ABOUT THIS TASK:
Work through the data line by line, gathering every line that has the word "icon".

DATA PROVIDED:
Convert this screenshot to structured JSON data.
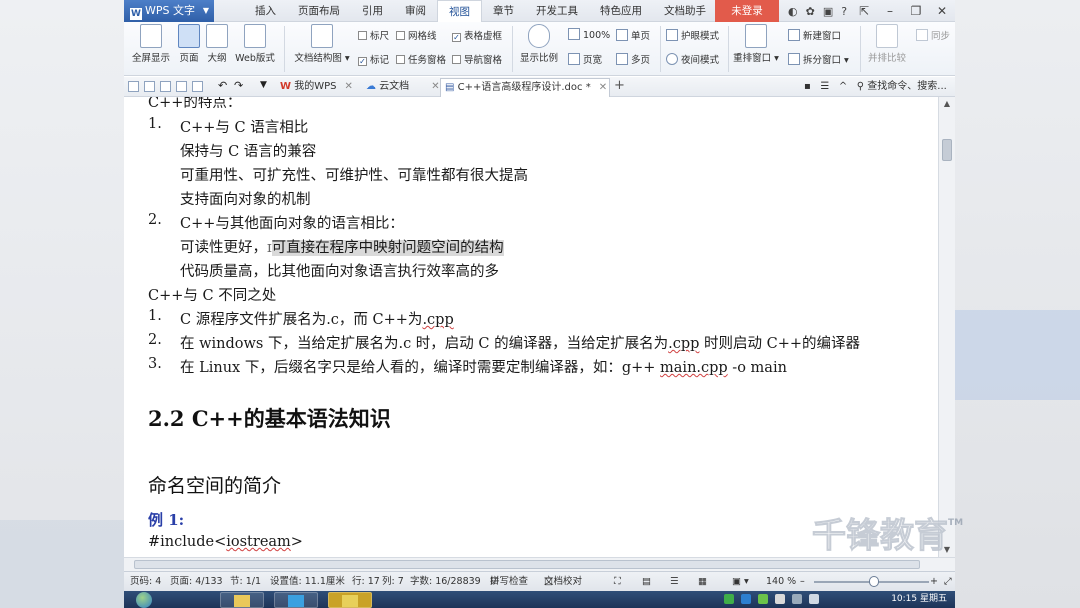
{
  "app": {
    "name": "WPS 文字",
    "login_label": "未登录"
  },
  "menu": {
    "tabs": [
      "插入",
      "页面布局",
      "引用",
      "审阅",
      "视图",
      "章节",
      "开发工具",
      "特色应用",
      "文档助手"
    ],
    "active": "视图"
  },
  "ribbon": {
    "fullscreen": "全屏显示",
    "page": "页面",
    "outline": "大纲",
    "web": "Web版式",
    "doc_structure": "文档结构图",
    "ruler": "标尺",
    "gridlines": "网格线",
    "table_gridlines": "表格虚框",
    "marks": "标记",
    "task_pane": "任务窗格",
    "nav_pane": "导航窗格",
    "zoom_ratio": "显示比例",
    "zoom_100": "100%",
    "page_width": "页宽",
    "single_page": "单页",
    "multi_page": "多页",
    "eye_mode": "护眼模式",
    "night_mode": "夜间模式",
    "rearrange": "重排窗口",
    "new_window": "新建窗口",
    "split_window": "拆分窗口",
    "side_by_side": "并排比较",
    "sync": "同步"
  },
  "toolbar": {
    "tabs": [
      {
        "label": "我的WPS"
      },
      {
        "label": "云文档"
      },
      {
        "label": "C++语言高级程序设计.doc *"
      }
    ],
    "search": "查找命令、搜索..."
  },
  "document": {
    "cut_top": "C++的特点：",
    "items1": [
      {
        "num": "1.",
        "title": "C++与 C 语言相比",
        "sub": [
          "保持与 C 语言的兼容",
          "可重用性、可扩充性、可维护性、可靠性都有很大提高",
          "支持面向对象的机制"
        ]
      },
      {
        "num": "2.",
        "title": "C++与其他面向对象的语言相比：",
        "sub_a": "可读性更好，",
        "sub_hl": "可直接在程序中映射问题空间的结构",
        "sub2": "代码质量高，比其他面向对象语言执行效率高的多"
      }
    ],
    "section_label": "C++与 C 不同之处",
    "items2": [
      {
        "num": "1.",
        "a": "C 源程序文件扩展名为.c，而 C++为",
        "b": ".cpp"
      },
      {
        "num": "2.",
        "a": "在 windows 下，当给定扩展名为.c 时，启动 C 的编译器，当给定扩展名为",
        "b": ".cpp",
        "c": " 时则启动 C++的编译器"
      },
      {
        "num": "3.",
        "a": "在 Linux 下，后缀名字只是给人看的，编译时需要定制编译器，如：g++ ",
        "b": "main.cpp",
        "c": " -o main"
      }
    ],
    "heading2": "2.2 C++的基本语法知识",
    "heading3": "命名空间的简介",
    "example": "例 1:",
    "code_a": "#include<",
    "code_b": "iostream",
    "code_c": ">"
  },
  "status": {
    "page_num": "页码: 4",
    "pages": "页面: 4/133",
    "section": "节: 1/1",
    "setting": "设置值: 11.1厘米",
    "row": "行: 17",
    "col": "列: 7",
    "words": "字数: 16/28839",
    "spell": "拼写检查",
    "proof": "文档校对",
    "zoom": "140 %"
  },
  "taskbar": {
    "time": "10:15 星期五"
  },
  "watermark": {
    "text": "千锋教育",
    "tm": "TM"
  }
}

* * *

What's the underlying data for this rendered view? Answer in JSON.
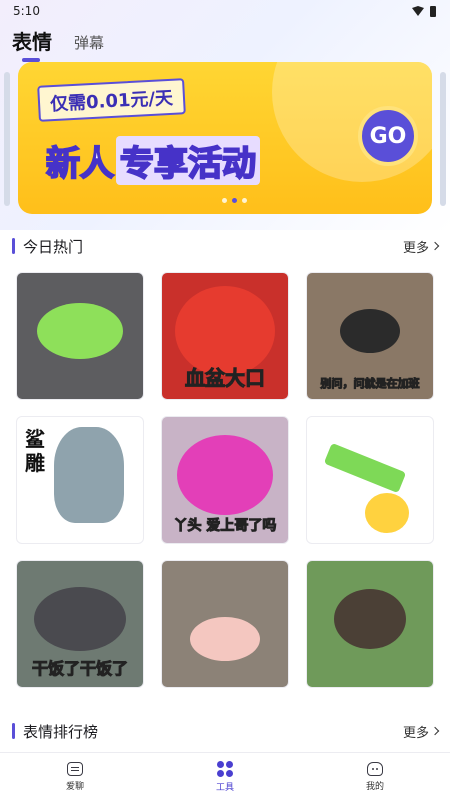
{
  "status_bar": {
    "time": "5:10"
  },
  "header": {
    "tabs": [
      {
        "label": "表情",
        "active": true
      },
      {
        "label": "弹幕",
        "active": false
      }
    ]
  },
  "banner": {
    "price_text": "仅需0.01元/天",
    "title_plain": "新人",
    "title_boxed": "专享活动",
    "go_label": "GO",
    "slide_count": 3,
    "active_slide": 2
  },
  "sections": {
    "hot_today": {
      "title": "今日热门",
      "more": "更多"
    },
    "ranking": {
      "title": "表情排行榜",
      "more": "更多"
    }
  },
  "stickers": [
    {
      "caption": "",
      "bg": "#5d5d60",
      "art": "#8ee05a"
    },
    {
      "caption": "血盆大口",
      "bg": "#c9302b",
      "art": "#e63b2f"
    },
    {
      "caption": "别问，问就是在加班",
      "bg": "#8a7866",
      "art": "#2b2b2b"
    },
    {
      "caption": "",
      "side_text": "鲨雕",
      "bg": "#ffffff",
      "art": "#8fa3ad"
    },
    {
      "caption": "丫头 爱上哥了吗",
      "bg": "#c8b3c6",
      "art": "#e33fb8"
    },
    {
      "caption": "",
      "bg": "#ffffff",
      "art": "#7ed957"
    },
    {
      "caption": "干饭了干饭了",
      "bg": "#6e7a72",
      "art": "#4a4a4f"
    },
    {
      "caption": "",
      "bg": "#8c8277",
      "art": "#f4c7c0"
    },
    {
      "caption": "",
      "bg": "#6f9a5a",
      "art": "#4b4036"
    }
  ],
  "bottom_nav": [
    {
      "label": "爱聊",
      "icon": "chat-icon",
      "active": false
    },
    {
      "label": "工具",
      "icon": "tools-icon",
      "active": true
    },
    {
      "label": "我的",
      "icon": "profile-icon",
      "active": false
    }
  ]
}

WRITTEN SOLUTION:
      "icon": "chat-icon",
      "icon": "tools-icon",
      "icon": "profile-icon",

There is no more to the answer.